One of my all-time favorite games on the Nintendo Entertainment System is Mega Man 2. It’s a perfect blend of action and platforming with a bit of puzzle solving thrown in for good measure. It built upon the unique ideas formulated in the original game, such as the option to choose which stage to play next and the ability to steal the bosses’ weapons to wreak havoc on other enemies and robot masters. Throw in some amazing visuals with beautiful backdrops and huge animated sprites, and a truly spectacular soundtrack and you’ve got yourself a recipe for an instant classic.
Now, there’s often debate amongst gamers as to which Mega Man is the best in the series. It usually comes down to Mega Man 2 or 3, and while I side with those that favor part 2, the good news is that you don’t have to choose with Mega Man Legacy Collection. That’s because you get Mega Man 1 through 6 in the package, just as they appeared back in the late ‘80s and early ‘90s on the original NES. They play and look just like you remember, complete with slowdown and flicker, but that was the goal with this project – release an archive of the originals.
On top of the games there are some extras thrown in. There’s concept art for each game in the series. In addition, there are bonuses like the original box art that appeared in different territories, as well as pictures of the cartridges and even some of the print ads that ran in various magazines. I found all of this fascinating to look through and it must have taken a serious chunk of time to obtain all of the assets and place them in the game.
While the games all play exactly as you remember, if you were like me and had a NES Advantage back in the day you might worry about not having turbo firing. Luckily the developers allow you to map one of the face buttons to function as a turbo button. I ended up going with “B” to jump, “Y” to fire single shots, and “A” to turbo, as it was easiest for me to reach with my thumb. Also new is the ability to save your game any time you please. No more need to jot down cumbersome passwords to continue your journey. These enhancements are helpful, but completely optional for the purists out there.
The game does have specific challenge modes that will test how well you know these games. Many of them will have you take on small sections of different levels from various games to see how good you are, all the while trying to beat the time set by the developers. One of the more devious ones is Craig’s Challenge (not my creation, I swear!) that has you make precision jumps in the original Mega Man only to have to quickly outwit those dastardly laser beams from Quickman’s stage in Mega Man 2. After warping back and forth between several of the games you’ll take on Dr. Wily’s ship from Mega Man 2 as well. If you know the best weapons to use you’ll have an advantage, but half the battle is just getting that far. These challenges are a fun mishmash of the various hazards, enemies, and bosses and are refreshingly fun to play.

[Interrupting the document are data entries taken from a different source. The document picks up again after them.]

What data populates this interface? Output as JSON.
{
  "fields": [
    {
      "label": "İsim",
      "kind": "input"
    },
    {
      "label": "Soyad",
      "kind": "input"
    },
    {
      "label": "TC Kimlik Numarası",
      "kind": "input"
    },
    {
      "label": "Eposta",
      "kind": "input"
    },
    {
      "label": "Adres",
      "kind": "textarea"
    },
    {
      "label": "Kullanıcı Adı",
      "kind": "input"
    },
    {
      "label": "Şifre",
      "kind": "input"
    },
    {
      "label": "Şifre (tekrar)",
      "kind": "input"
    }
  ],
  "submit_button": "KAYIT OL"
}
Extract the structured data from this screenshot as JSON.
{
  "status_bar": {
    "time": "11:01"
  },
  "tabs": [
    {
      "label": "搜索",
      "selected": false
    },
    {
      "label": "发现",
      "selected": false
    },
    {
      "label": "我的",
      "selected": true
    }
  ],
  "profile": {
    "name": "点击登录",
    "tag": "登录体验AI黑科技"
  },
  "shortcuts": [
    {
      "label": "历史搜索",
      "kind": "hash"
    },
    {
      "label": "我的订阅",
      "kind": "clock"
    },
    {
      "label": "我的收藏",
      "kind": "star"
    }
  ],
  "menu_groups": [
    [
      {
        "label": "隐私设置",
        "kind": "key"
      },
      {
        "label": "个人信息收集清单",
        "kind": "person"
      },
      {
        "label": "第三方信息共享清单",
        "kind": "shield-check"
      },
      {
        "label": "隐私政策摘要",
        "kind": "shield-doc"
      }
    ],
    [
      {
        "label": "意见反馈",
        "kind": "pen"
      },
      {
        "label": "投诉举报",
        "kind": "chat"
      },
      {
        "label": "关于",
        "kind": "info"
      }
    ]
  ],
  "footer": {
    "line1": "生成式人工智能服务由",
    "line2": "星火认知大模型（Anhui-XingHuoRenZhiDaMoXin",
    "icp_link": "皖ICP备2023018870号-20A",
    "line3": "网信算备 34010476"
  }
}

Since we had to wait longer for the 3DS version of this game to release, I was hoping it would take advantage of the stereoscopic 3D screen. Unfortunately, the only thing it does is make the game screen look slightly popped out from the optional border that can be toggled on. In other words, it does nothing to enhance the actual games themselves. While this is completely understandable as the creators wanted to keep the games faithful to the originals, it would have been a nice extra to showcase the system’s unique feature.
You’re getting a great deal when it comes to price. If you’re fine purchasing the collection digitally it will only cost you $14.99 for all six games. By comparison, each game is currently available on the 3DS Virtual Console for $4.99 apiece. So if you wanted all six games it would run you $30. If you desire the game on a 3DS cartridge, you can opt to go that route for $29.99, or the same price you’d have paid for them separately on the Virtual Console. The retail package does come with a few extras: a soundtrack sampler with 18 songs, four Mega Man stickers, and two 3DS Mega Man themes for your Home Screen. Either way, you’re getting your money’s worth.
I’m happy with the way Mega Man Legacy Collection turned out. You’re getting the NES versions, warts and all, but that’s fine by me as they still hold up today. Newcomers may find the games unforgiving in the challenge department, but if you keep trying I’m sure you can get through all of the stages. The save feature helps out here, and if you want to cheat you can always look up some passwords for the NES counterparts as they should work in these versions as well. $15 for all six games along with some nice historical documentation plus a challenge mode make this collection worth owning.